It is believed that there are over 40 different mustard varieties but the varieties most familiar to people in the western world are categorized simply as black, brown, and white mustard. Food coloring or turmeric is added to the white variety to make what we know as yellow mustard. Black mustard seeds most likely come from the Mediterranean region, though in modern times they are mainly used in India. While mustard’s history goes all the way back to Ancient Egypt, the prepared version of it is a Roman invention. The ancient Romans ground mustard seeds and used them to make a paste with wine that was similar to the prepared mustard we use today.
The mustard seed referenced in the Book of Luke in the Bible is believed to be black mustard. The black mustard plant can grow to over ten feet in height, which makes it relevant to the passage in Luke that states “it grew and became a great tree.” In contrast, neither yellow nor white mustard plants are known to grow to more than 2 feet tall.
In recent years, black mustard has fallen out of favor in Europe and North America. This is simply because the brown variety is easier to cultivate.
Black mustard seeds flavor profile
The darker the mustard seed, the hotter and more flavorful it is. The heat of mustard seeds is caused by an enzyme called myrosinase. Myrosinase can be neutralized with heat. While black mustard is considered extremely hot when compared to the other varieties of mustard, it sweetens and becomes milder when it is toasted or fried.

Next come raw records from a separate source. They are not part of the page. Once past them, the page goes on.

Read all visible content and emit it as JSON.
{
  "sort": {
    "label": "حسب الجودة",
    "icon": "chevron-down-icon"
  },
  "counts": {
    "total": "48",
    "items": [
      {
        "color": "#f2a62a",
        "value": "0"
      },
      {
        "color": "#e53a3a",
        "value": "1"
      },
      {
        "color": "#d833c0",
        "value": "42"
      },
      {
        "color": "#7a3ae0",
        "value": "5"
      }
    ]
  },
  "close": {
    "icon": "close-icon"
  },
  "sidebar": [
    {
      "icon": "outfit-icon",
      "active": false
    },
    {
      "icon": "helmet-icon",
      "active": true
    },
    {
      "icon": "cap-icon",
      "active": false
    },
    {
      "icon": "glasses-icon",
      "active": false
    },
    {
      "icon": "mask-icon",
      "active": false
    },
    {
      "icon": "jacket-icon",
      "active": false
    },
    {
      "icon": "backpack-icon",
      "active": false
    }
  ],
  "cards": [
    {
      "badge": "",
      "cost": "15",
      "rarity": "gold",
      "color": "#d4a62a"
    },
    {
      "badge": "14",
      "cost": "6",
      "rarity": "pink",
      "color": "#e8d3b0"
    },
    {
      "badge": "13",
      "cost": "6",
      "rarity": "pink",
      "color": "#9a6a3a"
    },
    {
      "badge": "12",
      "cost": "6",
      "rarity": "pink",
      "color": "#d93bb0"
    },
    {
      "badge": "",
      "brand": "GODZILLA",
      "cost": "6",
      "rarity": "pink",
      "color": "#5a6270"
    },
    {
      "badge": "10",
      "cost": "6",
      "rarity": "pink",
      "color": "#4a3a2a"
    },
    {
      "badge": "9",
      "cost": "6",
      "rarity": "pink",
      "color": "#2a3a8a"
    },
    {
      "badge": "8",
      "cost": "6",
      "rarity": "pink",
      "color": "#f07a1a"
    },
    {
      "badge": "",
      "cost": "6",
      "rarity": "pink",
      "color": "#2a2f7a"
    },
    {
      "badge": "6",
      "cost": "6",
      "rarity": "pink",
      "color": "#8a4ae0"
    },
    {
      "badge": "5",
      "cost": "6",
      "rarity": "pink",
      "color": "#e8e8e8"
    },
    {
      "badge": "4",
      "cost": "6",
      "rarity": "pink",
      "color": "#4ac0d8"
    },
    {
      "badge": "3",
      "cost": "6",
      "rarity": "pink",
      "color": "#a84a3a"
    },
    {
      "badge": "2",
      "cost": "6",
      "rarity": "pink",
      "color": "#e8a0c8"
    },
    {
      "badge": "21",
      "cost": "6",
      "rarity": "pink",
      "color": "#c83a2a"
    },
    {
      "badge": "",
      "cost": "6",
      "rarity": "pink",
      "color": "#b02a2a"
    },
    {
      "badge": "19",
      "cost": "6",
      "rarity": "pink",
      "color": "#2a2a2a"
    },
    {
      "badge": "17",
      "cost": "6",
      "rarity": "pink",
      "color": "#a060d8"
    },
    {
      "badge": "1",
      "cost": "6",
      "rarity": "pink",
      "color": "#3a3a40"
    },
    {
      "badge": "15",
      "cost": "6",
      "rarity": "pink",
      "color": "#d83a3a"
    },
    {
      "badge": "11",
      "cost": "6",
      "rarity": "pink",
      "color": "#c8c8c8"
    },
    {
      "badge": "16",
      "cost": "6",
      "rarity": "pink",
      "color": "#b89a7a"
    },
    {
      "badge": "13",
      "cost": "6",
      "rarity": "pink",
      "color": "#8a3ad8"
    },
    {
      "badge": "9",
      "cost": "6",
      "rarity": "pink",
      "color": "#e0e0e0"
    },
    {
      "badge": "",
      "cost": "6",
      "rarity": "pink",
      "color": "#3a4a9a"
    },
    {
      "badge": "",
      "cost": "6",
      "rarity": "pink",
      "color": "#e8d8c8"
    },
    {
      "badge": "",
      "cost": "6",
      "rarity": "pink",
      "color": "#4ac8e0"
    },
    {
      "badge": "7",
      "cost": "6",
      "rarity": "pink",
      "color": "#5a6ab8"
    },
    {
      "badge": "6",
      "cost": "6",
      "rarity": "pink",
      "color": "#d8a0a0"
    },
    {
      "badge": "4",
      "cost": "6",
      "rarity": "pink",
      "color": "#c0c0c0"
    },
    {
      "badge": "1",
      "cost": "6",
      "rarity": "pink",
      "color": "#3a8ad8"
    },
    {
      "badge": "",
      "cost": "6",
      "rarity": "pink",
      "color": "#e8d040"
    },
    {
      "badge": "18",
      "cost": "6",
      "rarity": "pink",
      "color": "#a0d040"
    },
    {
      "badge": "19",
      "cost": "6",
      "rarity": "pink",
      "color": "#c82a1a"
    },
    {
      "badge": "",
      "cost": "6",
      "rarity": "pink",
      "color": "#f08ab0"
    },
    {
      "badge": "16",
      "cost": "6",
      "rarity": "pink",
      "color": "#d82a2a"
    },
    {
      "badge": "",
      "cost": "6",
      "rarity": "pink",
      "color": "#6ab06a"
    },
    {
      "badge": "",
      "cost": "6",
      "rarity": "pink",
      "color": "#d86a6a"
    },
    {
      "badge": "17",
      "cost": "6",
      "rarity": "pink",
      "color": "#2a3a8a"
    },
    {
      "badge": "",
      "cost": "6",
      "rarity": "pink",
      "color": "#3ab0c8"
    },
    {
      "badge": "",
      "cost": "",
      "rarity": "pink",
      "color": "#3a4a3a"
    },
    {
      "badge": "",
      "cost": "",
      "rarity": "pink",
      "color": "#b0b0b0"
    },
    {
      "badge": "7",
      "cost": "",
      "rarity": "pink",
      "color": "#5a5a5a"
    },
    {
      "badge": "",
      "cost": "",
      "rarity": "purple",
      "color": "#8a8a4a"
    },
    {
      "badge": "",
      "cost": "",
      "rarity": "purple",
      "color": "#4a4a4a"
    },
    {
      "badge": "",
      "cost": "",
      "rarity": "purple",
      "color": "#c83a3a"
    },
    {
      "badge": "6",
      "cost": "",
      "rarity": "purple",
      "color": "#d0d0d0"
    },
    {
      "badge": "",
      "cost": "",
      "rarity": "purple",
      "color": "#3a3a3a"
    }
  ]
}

Heat gives it a nutty character.
Health benefits of black mustard seeds
The medicinal benefits of mustard seeds have been known since the time of Dioscorides. Below is a look at why it can be a valuable addition to your diet,
- Fiber: Black mustard seeds are a rich source of dietary fiber, which is essential for colon health as well as for cardiovascular health.
- Minerals: Black mustard seeds contain significant levels of certain minerals that are considered important for health. Those minerals include zinc, iron, and magnesium.
- Antioxidants: Among the antioxidants that you will find in black mustard seeds are carotenes, zeaxanthin, and lutein. Antioxidants help to protect your body from free radical damage.
- Sinigrin: Black mustard seeds contain a set of compounds called glucosinolates, one of which is called sinigrin. Sinigrin is thought to have major and far-reaching health benefits.
Regularly consuming black mustard seeds can help to prevent or treat various health conditions including:
- Cancer: The sinigrin in black mustard seeds is believed to have anticancer properties.
- Intestinal illnesses: The fiber that you get from black mustard seeds not only helps to prevent constipation, it can help to prevent high cholesterol as well. Its benefits for your blood cholesterol levels can make it effective for preventing heart disease and strokes.
Common uses of black mustard seeds
Along with being used to make conventional prepared mustard just like brown or white mustard seeds, black mustard may also be mixed with white mustard when making ground mustard. Ground mustard is sometimes called mustard flour. In India, black mustard seeds are often included in spice blends from the northern part of the subcontinent. When they are used in Southern India, they are typically combined with green chili peppers and curry leaves. Black mustard seeds are also commonly added to chutneys and pickles, partly because of their antimicrobial properties.
[amazon_link asins=’B078PMHK1P,B00BCEOWCU’ template=’ProductCarousel’ store=’spiceography-20′ marketplace=’US’ link_id=’298ddee8-0ad7-11e8-b655-27c14c4135dc’]